According to the Energy Information Administration, crude inventories rose 5.7m barrels in the week to June 5 to 538.1m barrels, the most in history.
In response, worldwide standard Brent crude fell 1.2 per cent back to $40.60, while US benchmark West Texas Intermediate shed 1.8 per cent to $38.25 a barrel.
Analysts had been expecting stocks to fall 1.7m barrels, but an increase in exports from Saudi Arabia pushed inventories to the new highs.
Today’s surprise surge revived concerns that the market’s recovery has been too fast considering the still considerable mismatch of supply and demand resulting from the coronavirus crisis.
Earlier this week oil prices hit three-month highs as the market bounced back from April’s historic lows, which saw WTI turn negative for the first time ever.
Rystad Energy’s head of oil markets Bjornar Tonhaugen said: “Taken the development, what else can you do as a trader but rush to sell and depress the price”.

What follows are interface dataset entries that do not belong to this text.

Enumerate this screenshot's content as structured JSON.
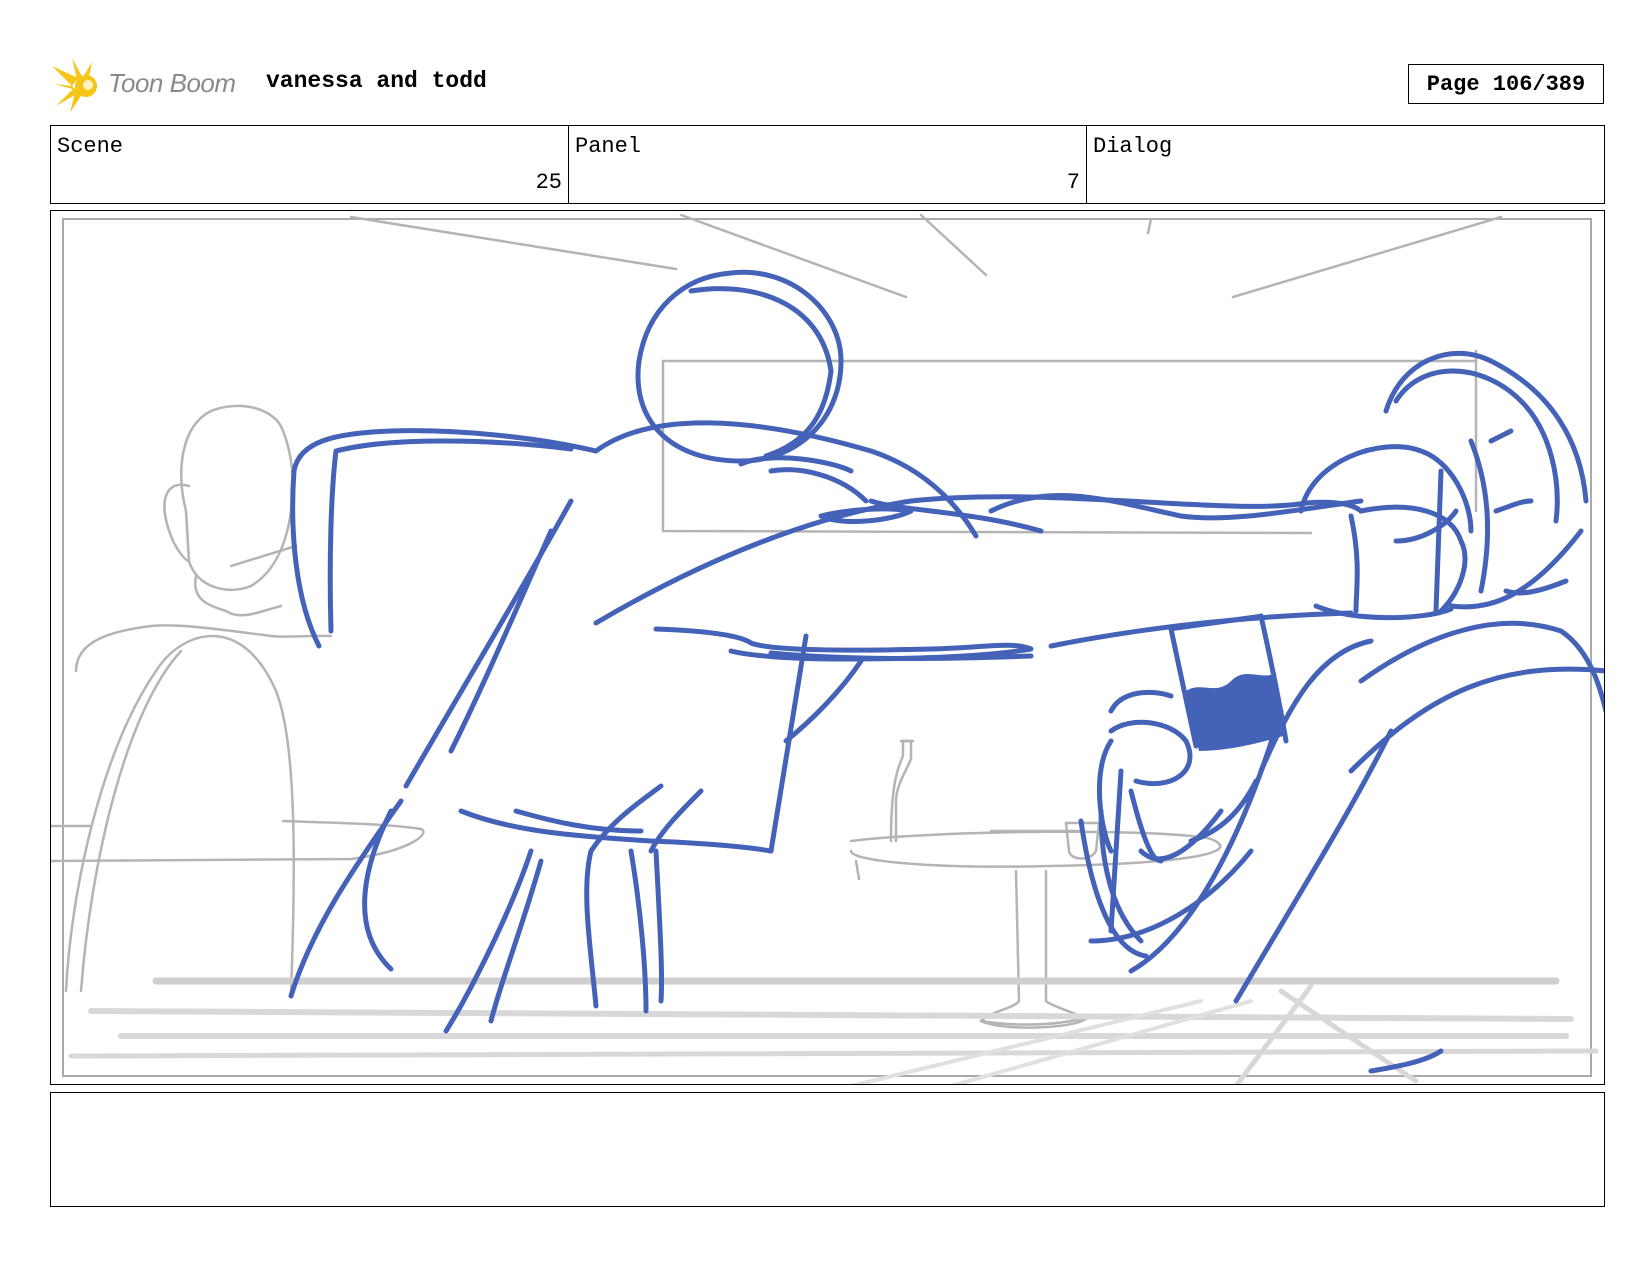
{
  "header": {
    "logo_text": "Toon Boom",
    "project_title": "vanessa and todd",
    "page_label": "Page 106/389"
  },
  "info": {
    "scene_label": "Scene",
    "scene_value": "25",
    "panel_label": "Panel",
    "panel_value": "7",
    "dialog_label": "Dialog",
    "dialog_value": ""
  },
  "notes": {
    "text": ""
  },
  "colors": {
    "sketch_blue": "#4462b8",
    "sketch_gray": "#b4b4b4",
    "logo_yellow": "#f5c518"
  }
}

Tonhaugen added that shut-in production coming back online and offshore stocks that had been waiting to be unloaded were the likely reason for such a build.
“With equity markets edging lower, and a vast amount of good news baked into oil prices at these levels, it was no surprise that the oil market’s confidence wavered slightly,” said Jeffrey Halley, senior market analyst at Oanda.

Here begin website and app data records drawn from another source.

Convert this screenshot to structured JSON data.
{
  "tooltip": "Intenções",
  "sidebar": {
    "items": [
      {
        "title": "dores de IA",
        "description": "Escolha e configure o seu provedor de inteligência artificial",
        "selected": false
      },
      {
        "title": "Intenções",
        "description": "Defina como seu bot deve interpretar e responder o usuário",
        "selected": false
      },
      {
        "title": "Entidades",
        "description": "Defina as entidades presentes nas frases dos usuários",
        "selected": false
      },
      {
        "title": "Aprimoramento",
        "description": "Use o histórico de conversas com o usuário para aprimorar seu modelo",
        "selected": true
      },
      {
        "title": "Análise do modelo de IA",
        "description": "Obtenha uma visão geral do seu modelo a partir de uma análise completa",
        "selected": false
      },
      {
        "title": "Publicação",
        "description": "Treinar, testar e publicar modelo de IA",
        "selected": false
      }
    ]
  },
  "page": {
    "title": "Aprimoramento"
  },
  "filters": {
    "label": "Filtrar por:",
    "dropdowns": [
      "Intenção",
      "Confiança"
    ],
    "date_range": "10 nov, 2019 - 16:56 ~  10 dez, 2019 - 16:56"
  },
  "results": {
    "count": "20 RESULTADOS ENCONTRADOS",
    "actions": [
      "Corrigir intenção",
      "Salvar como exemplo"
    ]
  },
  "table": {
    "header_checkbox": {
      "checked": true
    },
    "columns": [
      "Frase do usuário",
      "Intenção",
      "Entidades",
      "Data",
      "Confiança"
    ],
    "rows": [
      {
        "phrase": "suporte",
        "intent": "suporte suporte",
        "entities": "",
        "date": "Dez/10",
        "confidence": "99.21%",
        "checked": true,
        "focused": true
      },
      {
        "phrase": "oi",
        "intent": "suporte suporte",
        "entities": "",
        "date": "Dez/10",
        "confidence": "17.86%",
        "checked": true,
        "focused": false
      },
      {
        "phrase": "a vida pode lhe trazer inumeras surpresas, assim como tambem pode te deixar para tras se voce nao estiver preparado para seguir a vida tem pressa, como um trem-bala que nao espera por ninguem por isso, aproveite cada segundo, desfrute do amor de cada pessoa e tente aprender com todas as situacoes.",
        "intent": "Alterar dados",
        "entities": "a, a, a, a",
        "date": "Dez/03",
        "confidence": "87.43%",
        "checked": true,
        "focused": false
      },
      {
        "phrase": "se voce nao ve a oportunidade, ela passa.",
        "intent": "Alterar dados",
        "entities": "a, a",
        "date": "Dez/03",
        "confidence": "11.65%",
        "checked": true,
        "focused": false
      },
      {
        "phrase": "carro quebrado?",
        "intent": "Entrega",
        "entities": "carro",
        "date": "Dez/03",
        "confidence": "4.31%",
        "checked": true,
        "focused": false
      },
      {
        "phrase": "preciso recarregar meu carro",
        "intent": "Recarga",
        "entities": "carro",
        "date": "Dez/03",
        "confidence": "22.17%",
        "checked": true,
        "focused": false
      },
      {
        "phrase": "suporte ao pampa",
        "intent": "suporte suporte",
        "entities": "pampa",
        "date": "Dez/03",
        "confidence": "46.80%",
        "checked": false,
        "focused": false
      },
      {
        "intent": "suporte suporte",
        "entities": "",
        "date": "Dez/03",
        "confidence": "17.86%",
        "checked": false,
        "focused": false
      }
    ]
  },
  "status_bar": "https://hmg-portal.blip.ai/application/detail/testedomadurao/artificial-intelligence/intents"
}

Prices have been buoyed of late by producer cartel Opec’s decision to extend its record 9.7m barrel per day production cuts through July.
However, gains were somewhat stymied by Saudi Arabia, Kuwait and the United Arab Emirates’ decisions not to extend their additional voluntary cuts.